What to produce:
Could you restate word for word every line from the one containing "Enumerate this screenshot's" to the end of the data below, pictures excluded?

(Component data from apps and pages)
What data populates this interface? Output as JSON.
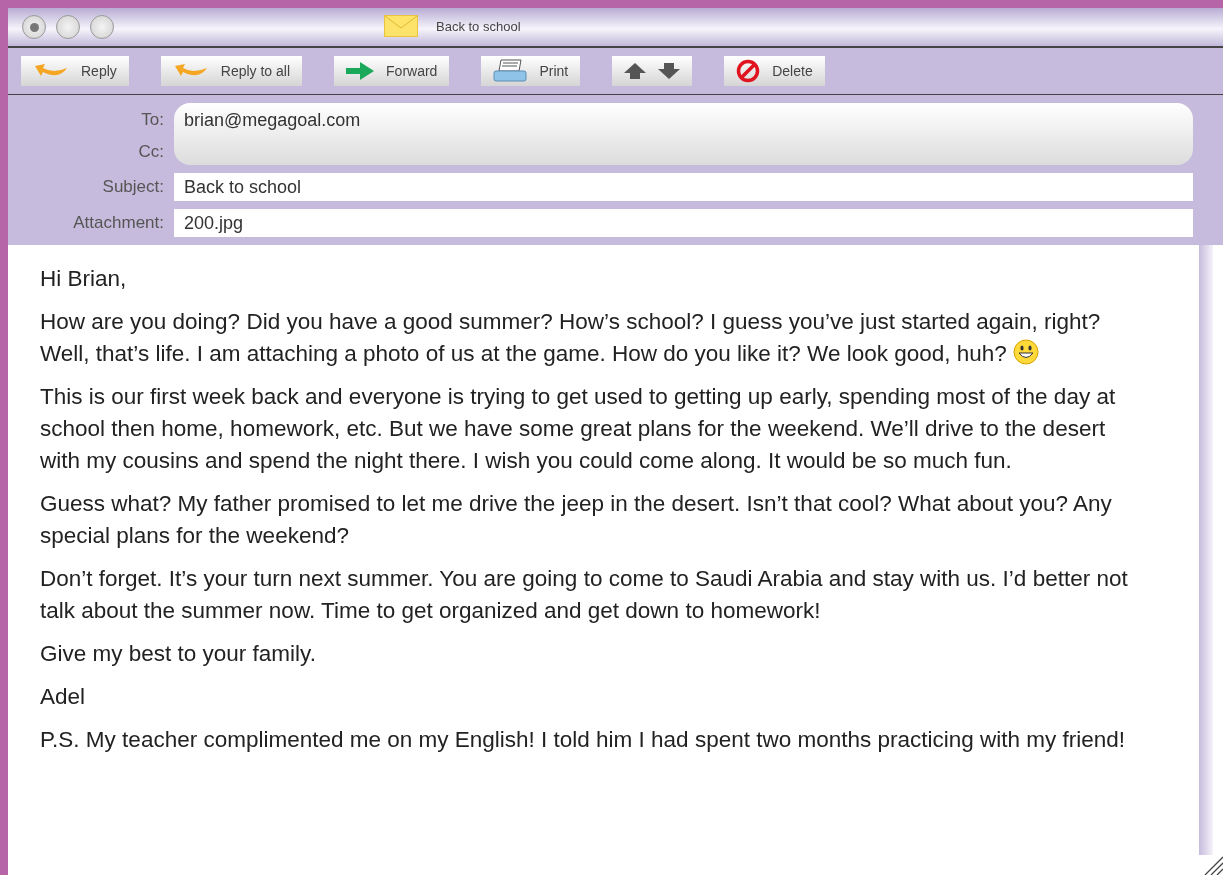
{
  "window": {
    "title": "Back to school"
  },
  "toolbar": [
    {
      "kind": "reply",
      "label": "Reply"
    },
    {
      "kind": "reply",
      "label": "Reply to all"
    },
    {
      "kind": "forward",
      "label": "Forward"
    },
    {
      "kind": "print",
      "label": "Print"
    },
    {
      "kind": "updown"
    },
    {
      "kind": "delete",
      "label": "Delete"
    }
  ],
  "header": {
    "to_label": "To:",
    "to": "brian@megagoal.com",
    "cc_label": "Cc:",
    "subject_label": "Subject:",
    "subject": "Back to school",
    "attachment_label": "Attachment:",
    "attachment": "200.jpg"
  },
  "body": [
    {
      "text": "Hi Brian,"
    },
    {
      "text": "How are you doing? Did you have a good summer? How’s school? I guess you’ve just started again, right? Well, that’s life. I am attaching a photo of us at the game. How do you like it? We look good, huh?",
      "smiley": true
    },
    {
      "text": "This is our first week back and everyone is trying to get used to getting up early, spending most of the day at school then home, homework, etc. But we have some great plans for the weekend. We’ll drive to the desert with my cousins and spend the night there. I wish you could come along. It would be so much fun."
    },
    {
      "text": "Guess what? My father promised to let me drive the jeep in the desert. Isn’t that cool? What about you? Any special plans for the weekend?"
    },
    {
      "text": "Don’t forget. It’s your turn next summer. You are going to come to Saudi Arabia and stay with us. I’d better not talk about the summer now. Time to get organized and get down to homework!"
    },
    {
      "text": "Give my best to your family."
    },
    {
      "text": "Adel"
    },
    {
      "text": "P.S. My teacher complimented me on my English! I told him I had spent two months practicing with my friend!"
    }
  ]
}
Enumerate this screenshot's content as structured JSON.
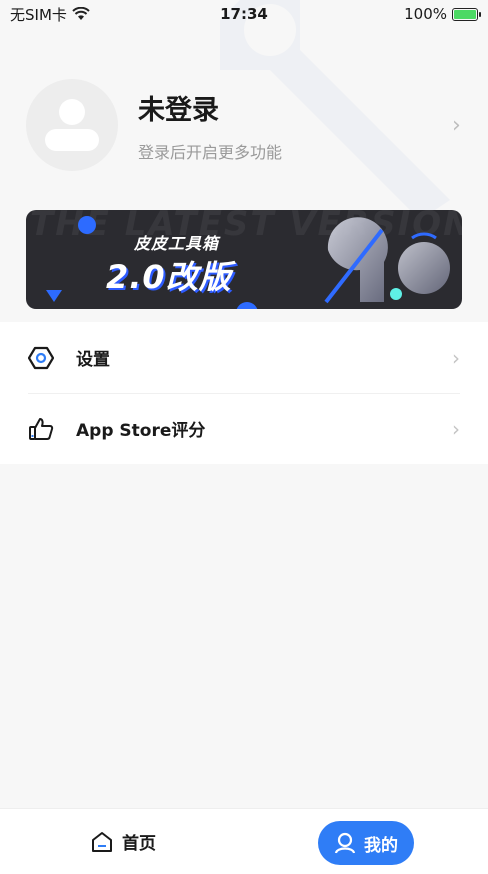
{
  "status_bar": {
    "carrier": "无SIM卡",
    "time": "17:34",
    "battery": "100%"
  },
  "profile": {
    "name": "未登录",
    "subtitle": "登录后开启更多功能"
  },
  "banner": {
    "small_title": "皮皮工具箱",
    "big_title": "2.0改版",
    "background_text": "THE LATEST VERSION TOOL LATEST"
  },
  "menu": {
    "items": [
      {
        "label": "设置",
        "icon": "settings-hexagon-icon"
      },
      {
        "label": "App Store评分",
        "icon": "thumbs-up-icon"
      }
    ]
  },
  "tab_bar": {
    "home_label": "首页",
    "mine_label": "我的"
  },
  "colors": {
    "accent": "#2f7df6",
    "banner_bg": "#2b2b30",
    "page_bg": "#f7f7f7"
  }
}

Result for this exercise:
Enumerate this screenshot's content as structured JSON.
{
  "status_bar": {
    "carrier": "无SIM卡",
    "time": "17:34",
    "battery": "100%"
  },
  "profile": {
    "name": "未登录",
    "subtitle": "登录后开启更多功能"
  },
  "banner": {
    "small_title": "皮皮工具箱",
    "big_title": "2.0改版",
    "background_text": "THE LATEST VERSION TOOL LATEST"
  },
  "menu": {
    "items": [
      {
        "label": "设置",
        "icon": "settings-hexagon-icon"
      },
      {
        "label": "App Store评分",
        "icon": "thumbs-up-icon"
      }
    ]
  },
  "tab_bar": {
    "home_label": "首页",
    "mine_label": "我的"
  },
  "colors": {
    "accent": "#2f7df6",
    "banner_bg": "#2b2b30",
    "page_bg": "#f7f7f7"
  }
}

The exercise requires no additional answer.